Rapid development of a DNA vaccine for Zika virus

See allHide authors and affiliations

Science  14 Oct 2016:
Vol. 354, Issue 6309, pp. 237-240
DOI: 10.1126/science.aai9137

You are currently viewing the abstract.

View Full Text

Log in to view the full text

Log in through your institution

Log in through your institution

A DNA vaccine candidate for Zika

The ongoing Zika epidemic in the Americas and the Caribbean urgently needs a protective vaccine. Two DNA vaccines composed of the genes that encode the structural premembrane and envelope proteins of Zika virus have been tested in monkeys. Dowd et al. show that two doses of vaccine given intramuscularly completely protected 17 of 18 animals against Zika virus challenge. A single low dose of vaccine was not protective but did reduce viral loads. Protection correlated with serum antibody neutralizing activity. Phase I clinical trials testing these vaccines are already ongoing.

Science, this issue p. 237

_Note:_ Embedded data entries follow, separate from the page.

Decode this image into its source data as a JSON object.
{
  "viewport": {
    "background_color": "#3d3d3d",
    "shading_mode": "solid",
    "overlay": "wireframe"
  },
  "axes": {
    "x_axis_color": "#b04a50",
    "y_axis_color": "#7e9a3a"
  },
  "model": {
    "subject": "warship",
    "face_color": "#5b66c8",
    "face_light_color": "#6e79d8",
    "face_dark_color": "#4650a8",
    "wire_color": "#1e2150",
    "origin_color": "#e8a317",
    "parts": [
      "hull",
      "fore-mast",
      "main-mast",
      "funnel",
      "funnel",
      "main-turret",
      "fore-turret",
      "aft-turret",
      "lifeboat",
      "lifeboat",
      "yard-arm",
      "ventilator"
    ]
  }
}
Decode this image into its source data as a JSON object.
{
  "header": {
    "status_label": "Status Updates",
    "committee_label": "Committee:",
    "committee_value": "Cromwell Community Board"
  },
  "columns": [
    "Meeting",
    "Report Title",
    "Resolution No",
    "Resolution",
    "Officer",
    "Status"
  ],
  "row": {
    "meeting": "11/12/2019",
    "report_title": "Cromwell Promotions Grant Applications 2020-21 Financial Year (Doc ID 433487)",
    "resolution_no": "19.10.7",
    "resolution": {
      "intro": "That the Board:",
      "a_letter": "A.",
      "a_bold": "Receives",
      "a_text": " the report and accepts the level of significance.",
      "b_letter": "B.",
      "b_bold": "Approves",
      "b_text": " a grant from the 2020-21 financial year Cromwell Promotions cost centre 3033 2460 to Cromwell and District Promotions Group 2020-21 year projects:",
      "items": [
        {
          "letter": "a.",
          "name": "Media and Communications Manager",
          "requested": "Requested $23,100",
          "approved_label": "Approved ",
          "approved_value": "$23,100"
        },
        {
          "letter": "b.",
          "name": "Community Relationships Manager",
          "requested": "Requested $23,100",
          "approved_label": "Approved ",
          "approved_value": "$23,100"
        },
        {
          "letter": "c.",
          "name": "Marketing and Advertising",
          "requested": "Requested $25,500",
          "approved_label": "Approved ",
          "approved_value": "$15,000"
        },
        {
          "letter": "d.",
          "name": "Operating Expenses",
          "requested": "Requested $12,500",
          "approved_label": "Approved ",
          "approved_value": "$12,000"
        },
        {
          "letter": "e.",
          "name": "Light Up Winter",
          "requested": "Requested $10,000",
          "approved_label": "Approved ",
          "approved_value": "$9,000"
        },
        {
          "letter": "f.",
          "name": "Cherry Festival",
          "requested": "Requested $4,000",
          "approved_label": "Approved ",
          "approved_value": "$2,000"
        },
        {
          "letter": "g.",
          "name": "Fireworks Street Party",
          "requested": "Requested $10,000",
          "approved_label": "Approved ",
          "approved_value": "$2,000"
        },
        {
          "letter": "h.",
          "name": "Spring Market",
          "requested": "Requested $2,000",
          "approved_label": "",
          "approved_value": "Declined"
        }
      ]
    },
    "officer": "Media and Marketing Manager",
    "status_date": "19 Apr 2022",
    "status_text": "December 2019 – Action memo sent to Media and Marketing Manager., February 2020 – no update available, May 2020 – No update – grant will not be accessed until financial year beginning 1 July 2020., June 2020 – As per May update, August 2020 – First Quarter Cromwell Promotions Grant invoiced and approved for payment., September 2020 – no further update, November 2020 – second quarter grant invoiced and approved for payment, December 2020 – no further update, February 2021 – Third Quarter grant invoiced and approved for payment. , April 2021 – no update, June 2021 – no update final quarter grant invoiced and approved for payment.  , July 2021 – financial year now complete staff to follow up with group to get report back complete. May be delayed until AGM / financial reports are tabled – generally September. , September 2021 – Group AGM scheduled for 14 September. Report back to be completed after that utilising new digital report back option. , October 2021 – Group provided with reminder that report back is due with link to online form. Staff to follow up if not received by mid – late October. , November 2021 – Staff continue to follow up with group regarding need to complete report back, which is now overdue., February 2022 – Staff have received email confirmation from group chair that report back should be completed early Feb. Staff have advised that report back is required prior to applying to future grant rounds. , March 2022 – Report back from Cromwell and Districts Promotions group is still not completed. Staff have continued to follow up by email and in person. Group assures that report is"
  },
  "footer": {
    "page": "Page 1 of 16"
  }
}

Zika virus (ZIKV) was identified as a cause of congenital disease during the explosive outbreak in the Americas and Caribbean that began in 2015. Because of the ongoing fetal risk from endemic disease and travel-related exposures, a vaccine to prevent viremia in women of childbearing age and their partners is imperative. We found that vaccination with DNA expressing the premembrane and envelope proteins of ZIKV was immunogenic in mice and nonhuman primates, and protection against viremia after ZIKV challenge correlated with serum neutralizing activity. These data not only indicate that DNA vaccination could be a successful approach to protect against ZIKV infection, but also suggest a protective threshold of vaccine-induced neutralizing activity that prevents viremia after acute infection.

View Full Text